While I lived in a succession of co-op houses in DC, that were mostly an extension of my college culture, I yearned to rediscover that cutting edge blend of stimulation and support that I'd found in college—I just didn't want to go back to school to get it.

I stumbled into Kat Kinkade's A Walden Two Experiment in February 1973, a first-hand account of the first five years of Twin Oaks. That inspired me to consider intentional community as the place where I was likely to find the culture I most felt drawn to. That led me to call a gathering of my closest friends from college in Sept 1973 Out of the 12 of us got together, two couples became the founding members of Sandhill Farm seven months later.

Fast forward 35 years. I still live at Sandhill and community culture has now been my identified home for a majority of my life. While it was a direct outgrowth of my college experience, it's instructive that out of that dozen friends who gathered in the fall of 1973, only my original partner (Annie) and I are living in community today. The others all drifted back toward a culture more like the one they grew up in. What seemed "normal" to me turned out to be aberrational for my peers. By affiliating with community culture, I found myself for the first time in a distinct minority.

Cooperative culture is rather rarefied air, and it's quite difficult to explain it to those who have never tasted it. Where I see sharing, auslanders see struggle; where I see support, they see irritation. Over and over I've found that I can meet complete strangers and within minutes—by virtue of our both living in community—can get into a meaningful exchange about topics I've never been able to discuss with my family of origin.

4. Midwest Small Town America Culture
I grew up in the Midwest and have always appreciated the salt-of-the-earth, what-you-see-is-what-you-get lack of pretentiousness about the regional culture. Where jaded coastal eyes tend to see Midwesterners as staid, I see solid (and the lack of cover-of-People-magazine sex appeal means the folks who live here want to live here, which is fine with me).

Yes, small town culture tends to be parochial, and nobody looks to Scotland County for trendsetting fashion statements. We eat low on the hog here. Wages are modest yet so is the cost of living. Productive agricultural land is still a relative bargain (especially when compared with bloated West Coast prices) and you don't have to irrigate to get a crop.

While it was made clear to me when I moved here as a 24-year-old that I wouldn't live long enough to be accepted as a local, my son (who was born here seven years after Sandhill was founded) was elected 4-H King of the County Fair when he was 16, and the librarians in Memphis still ask after him whenever I drop by the public library.
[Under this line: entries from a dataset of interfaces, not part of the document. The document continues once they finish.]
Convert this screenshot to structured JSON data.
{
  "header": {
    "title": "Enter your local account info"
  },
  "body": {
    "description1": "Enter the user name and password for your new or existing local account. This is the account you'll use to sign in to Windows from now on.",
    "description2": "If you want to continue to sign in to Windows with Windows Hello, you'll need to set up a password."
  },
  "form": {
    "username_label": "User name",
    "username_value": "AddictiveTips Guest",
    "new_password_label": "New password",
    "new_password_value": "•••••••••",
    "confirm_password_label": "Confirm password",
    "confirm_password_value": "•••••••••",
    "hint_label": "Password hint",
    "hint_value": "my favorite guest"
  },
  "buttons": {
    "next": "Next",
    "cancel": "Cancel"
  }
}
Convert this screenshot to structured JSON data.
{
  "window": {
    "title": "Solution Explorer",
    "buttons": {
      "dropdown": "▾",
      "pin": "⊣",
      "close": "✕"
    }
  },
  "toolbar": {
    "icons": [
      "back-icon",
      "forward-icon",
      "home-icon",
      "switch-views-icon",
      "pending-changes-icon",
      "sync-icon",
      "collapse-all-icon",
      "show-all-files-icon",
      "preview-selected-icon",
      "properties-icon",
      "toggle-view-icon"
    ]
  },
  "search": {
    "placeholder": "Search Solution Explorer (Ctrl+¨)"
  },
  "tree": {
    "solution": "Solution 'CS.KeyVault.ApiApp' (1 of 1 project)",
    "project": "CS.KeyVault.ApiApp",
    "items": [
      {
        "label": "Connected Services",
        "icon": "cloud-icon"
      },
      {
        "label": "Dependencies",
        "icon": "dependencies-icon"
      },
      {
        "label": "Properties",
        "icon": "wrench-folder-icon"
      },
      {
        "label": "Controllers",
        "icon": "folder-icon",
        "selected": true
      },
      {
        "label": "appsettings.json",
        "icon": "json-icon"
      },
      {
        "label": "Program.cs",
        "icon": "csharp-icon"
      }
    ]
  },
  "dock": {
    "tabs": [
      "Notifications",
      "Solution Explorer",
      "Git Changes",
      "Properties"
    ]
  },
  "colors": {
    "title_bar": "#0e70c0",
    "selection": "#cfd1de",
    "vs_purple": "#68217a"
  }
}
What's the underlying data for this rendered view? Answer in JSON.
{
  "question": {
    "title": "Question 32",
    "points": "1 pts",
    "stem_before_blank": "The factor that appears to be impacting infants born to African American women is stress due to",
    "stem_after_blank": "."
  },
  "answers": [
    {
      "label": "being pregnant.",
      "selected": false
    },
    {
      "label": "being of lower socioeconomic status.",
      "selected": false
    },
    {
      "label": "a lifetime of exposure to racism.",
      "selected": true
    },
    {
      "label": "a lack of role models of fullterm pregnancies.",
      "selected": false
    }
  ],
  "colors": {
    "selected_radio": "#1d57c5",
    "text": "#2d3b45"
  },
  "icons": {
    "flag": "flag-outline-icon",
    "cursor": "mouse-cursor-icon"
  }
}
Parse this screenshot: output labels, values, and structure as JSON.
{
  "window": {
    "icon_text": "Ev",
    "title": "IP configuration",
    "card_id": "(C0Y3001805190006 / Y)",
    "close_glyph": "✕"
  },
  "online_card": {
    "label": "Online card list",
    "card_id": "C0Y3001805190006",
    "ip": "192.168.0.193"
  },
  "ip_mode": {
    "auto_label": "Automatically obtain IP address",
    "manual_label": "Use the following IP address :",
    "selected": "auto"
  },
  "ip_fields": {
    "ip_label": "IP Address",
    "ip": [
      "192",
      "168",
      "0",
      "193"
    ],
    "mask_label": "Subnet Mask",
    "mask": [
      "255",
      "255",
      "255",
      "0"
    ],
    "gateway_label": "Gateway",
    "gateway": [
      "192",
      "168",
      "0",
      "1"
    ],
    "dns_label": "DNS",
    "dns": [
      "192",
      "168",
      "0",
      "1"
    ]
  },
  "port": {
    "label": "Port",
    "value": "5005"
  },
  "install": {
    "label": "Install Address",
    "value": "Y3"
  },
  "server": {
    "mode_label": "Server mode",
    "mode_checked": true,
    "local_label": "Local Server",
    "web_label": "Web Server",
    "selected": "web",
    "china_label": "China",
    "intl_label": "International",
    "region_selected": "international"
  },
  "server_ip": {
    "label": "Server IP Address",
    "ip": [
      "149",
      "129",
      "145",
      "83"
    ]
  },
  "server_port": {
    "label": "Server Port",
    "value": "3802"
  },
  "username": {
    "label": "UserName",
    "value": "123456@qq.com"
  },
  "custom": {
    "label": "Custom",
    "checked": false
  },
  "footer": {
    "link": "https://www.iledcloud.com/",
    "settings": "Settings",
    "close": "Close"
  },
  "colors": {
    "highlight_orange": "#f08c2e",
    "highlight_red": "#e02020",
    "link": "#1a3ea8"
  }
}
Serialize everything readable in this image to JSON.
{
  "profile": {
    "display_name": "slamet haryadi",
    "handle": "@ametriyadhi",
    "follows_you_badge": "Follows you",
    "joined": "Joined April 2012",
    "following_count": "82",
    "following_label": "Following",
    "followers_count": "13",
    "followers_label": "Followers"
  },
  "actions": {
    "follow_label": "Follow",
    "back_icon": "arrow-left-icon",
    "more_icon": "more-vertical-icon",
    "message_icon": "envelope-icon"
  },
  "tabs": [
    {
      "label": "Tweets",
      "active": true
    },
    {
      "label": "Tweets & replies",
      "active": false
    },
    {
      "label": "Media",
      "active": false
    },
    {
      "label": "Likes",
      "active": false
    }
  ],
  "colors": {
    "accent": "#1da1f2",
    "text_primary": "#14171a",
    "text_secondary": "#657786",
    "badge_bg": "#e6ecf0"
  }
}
While we've made definite local connections over the years (after all, how bad can it be when we've been invited once again to Roger & Mary Walker's annual Super Bowl Party, where we'll get to schmooze with our ex-Postmaster and her family—who are lifelong natives of this area—while we ooh and aah over this year's offerings from Madison Avenue for the highest priced ads in television), it always feels a bit like speaking a second language, where you're always on guard against the possibility of an inadvertent social faux pas.
• • •
In sum, my home culture is intentional community, and it's common for me to immediately feel at ease in groups other than my own—even when I'm visiting a place for the first time. The familiarity is not with the people so much as with the culture. I know what their issues are; I understand their joys and sorrows; I can speak their language.

While I still retain memories and some degree of social grace relative to the other cultures I've lived in, nowhere am I as comfortable or feel as connected as when I'm in community.

1 comment:

Judd said...

I live in Mexico but I do not have a real home culture. I am sure I would be at home in a eco-community because it's declared ideals are mine own. I am not sure how many people it takes to reach a critical mass and began to have a "culture."